While I don’t have a lot of information, I certainly have a lot of questions. Was bio mom Native American? Or was it bio dad? Or BOTH? Where is dad? Where did Gordon come from? Is it a maiden name? A fake name? Was Tony a Lost Bird, taken from a reservation and magically appearing in Indiana? Is it something far less sinister? Is everyone being truthful?
We might never know.
My asking around has landed me in a closed Facebook group for members of the Allegany Reservation in New York. I have found photos of a Bonnie Shongo who fits the dates, but there’s no certainty that she’s THE Bonnie I’m looking for… and those who may know aren’t too forthcoming with answers to a random internet stranger.
Basically, this post is a big IDK.
We’re not really looking to form a relationship with Bonnie (if she is still living, which is possible because I can’t find an obituary), or any other potential bio family members, so why is this so important to us? Well, because my husband, our daughters, and my brother-in-law are Tony’s only blood relatives. And while Tony had zero family medical history, they only have his.

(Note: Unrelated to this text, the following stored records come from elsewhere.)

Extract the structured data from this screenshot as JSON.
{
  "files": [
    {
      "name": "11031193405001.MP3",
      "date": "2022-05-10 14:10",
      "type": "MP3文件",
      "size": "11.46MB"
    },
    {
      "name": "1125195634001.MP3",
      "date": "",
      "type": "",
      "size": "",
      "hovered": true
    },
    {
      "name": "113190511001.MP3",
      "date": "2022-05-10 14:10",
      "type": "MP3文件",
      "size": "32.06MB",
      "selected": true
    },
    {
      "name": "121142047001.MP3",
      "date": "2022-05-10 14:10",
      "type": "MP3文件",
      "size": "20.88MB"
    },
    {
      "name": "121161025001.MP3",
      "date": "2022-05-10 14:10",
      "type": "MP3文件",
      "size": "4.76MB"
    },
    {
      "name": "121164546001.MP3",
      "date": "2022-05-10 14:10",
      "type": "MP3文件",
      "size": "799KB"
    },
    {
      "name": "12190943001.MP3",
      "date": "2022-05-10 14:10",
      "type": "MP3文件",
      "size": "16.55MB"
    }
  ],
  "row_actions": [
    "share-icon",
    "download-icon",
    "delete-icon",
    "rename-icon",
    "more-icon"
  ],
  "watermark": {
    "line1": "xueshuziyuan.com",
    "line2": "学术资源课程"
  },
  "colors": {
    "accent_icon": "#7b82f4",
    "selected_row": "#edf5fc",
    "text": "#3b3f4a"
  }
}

And when your only family medical history consists dying of a rare cancer in your 40s… you just want more information.
I’ll continue to update as we search, but right now I’m kind of at a road block. Anyone a private detective? Or have experience looking for long-lost relatives? Or have more genealogy experience than my couple years in 4H as a kid? We’re open to suggestions on where to turn next.
And yes. My blonde hair/blue eye husband clearly got his coloring from his mother. 😉
Amber Stegner says
Have you tried having Courtney take a DNA test and then posting the results on ancestry.com. Some people have managed to find long lost family members that way.
Samantha Cotten says
Courtny did the 23&Me DNA testing several years ago. I wonder if we could connect those results with Ancestry? Thanks for the idea!
Ok so I just recently started following you and have to know.. is Clinton, IN close to batesville? If it’s the same one my father was raised there also.. small world (and even smaller town!!)